A Lasting Power of Attorney allows your loved ones to take care of you and your finances if you become unable to do so yourself.
- A “Property and Financial Affairs” Lasting Power of Attorney gives your allocated representative the authority to deal with buying and selling your property, dealing with your bills, bank accounts, and investments, and also allows them to sign on your behalf.
- A “Health and Welfare” Lasting Power of Attorney covers decisions about health and care and even deciding where someone is to live. This can only be used if someone is incapable of dealing with such matters themselves.
An LPA ensures that, should you be unable to manage your own affairs, the people you have appointed can manage your financial life on your behalf. This can save a great deal of money and distress and will ensure that, as a vulnerable person, your affairs will be handled correctly and quickly.
If you lose mental capacity without an LPA in place, it will be necessary for your family to apply to the Court of Protection to have a deputy appointed to deal with everyday financial matters. This is a slow and very expensive process, costing thousands of pounds.
Joint bank, building society, and business accounts can be severely restricted if ONE of the account holders loses mental capacity and there is no registered LPA in place. The 2013 British Bank Association booklet entitled “Guidance for People Wanting to Manage a Bank Account for Someone Else”, states: ‘If one joint account holder loses mental capacity, banks and building societies can decide whether or not to temporarily restrict the use of the account to essential transactions only’.
The restricting of a joint account has severe implications as the joint owner cannot freely withdraw what is their own money without an order from the Court of Protection. This could be devastating, especially if the joint owner has their only form of income, such as their pension, paid into this joint account.
“We all know how important it is to plan for the future. Having a Lasting Power of Attorney in place should be as common and natural as making a Will” – Jack Straw, former Lord Chancellor and Secretary of State for Justice
Who can be your power of attorney?
As we grow older, we become prone to illness and need a power of attorney to handle our financial matters efficiently. You can choose your close friend, relative, or a legal professional as your lasting power of attorney. It’s important that you choose your power of attorney very carefully because he or she will act on your behalf regarding your financial and personal welfare matters.

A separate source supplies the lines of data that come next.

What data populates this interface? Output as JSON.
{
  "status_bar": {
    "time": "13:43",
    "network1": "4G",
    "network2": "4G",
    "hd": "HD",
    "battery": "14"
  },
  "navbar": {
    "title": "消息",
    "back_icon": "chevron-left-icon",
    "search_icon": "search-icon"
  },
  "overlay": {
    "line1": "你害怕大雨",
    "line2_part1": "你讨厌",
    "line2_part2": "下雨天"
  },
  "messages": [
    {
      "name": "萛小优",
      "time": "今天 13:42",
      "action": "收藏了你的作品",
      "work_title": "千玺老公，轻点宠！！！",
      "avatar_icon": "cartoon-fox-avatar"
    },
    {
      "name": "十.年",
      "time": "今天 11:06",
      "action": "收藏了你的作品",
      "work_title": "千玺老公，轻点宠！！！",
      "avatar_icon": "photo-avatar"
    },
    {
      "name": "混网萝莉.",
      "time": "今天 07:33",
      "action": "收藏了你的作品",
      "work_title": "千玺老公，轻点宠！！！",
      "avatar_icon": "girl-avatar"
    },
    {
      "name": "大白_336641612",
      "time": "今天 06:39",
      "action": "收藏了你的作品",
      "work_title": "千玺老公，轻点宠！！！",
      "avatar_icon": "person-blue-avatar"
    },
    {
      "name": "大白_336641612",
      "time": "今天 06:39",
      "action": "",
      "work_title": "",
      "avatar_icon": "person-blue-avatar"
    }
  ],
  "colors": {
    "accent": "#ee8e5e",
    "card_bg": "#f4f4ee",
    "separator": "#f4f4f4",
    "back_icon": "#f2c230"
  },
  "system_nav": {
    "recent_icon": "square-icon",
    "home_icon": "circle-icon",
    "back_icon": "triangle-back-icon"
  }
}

Lasting Powers Of Attorney
There may be a time when you may need someone to help you manage your property and affairs or personal welfare. This could be due to age, ill health or a loss of capacity.

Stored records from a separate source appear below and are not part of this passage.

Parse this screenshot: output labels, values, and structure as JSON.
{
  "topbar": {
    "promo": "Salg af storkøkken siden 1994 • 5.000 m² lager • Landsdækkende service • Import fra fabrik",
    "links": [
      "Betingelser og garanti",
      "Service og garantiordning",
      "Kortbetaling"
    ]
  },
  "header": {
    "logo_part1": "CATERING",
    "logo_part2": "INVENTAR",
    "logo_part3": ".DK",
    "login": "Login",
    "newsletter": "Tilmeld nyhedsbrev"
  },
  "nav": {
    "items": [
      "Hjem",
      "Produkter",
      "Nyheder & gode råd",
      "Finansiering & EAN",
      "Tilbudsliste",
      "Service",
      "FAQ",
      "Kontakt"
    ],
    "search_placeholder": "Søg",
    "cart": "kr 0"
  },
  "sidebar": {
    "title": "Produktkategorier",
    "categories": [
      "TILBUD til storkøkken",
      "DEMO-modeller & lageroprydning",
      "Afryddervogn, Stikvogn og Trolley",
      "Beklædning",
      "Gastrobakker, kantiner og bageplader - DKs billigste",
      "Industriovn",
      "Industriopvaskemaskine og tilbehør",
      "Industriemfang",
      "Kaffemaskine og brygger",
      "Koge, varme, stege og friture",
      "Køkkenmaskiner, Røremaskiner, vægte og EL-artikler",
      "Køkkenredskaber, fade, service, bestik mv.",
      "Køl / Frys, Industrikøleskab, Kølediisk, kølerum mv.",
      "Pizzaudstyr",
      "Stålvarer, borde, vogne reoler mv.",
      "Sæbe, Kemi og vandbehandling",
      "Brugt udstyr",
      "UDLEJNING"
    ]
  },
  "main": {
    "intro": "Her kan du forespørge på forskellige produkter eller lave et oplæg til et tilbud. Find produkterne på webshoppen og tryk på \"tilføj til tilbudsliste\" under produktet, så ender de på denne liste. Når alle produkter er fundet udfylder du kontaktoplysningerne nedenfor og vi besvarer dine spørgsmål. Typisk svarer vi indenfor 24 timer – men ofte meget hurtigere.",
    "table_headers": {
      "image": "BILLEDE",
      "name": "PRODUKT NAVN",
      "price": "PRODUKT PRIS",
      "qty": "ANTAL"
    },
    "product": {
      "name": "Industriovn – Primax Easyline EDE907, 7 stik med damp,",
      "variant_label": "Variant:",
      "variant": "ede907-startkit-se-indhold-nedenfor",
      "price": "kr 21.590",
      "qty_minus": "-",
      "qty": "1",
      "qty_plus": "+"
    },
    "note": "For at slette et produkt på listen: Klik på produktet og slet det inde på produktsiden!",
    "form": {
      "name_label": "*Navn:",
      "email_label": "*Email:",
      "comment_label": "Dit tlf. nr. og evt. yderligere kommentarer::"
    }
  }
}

An LPA is a legal document that lets you (the Donor – also known as ‘the person giving this Lasting Power of Attorney’) choose a person/persons (Attorney/Attorneys) that you trust to make decisions on your behalf at a future time when you may not be able to make such decisions due to mental incapacity or simply no longer wish to make such decisions.
You can create two types of LPA:
• Property and Financial Affairs LPA
• Health and Welfare LPA
Property & Financial Affairs LPA
This allows the Donor to appoint an Attorney to manage their finances and property. An appointed Attorney can make any decision the Donor could make about his or her property and affairs such as buying and selling property, managing investments, paying bills, collecting benefits or other income – unless restrictions are included to the contrary.
These are also useful documents for business owners who are sole traders, partners and also sole directors/shareholders.
Health & Welfare LPA
This allows the Donor to appoint an Attorney to make decisions about personal welfare. This document can only be used when the Donor has lost mental capacity. Unless restrictions are included, the Attorney can do anything the Donor would have done regarding personal welfare, for example:
• Where you should live and who with
• Day to day care
• Consenting and refusing medical treatment
• Arranging treatments such as dentists, doctors etc
• Life sustaining treatment decisions can also be given to the Attorney, but only if the Donor directs
Who Can Make An LPA?
Anyone aged 18 years or over with capacity.
Who Can Act As My Attorney(s)?
Anyone can be appointed as a person’s Attorney so long as they are over the age of 18 years, have capacity, and are not bankrupt. You can appoint more than one person to act. If you choose to appoint more than one then you have to decide how to appoint them. You can also appoint a substitute just in case something happens to an Attorney in your lifetime.
Attorneys should be trustworthy and have a duty to act in your best interests and consider your needs and wishes so far as this is possible.
What Happens If I Don’t Have An LPA?
If you lose the capacity to be able to manage your affairs for whatever reason without a valid LPA then your personal affairs will become the responsibility of the Office of the Public Guardian. In these cases a person’s affairs are placed under the jurisdiction of the Court who appoints a Deputy to act on your behalf and the Deputy is therefore answerable to the Court.
This can be an expensive route as Court approval is required for any act to be carried out, accounts have to be submitted to the Court every 12 months and financial decisions are not carried out by close family or friends.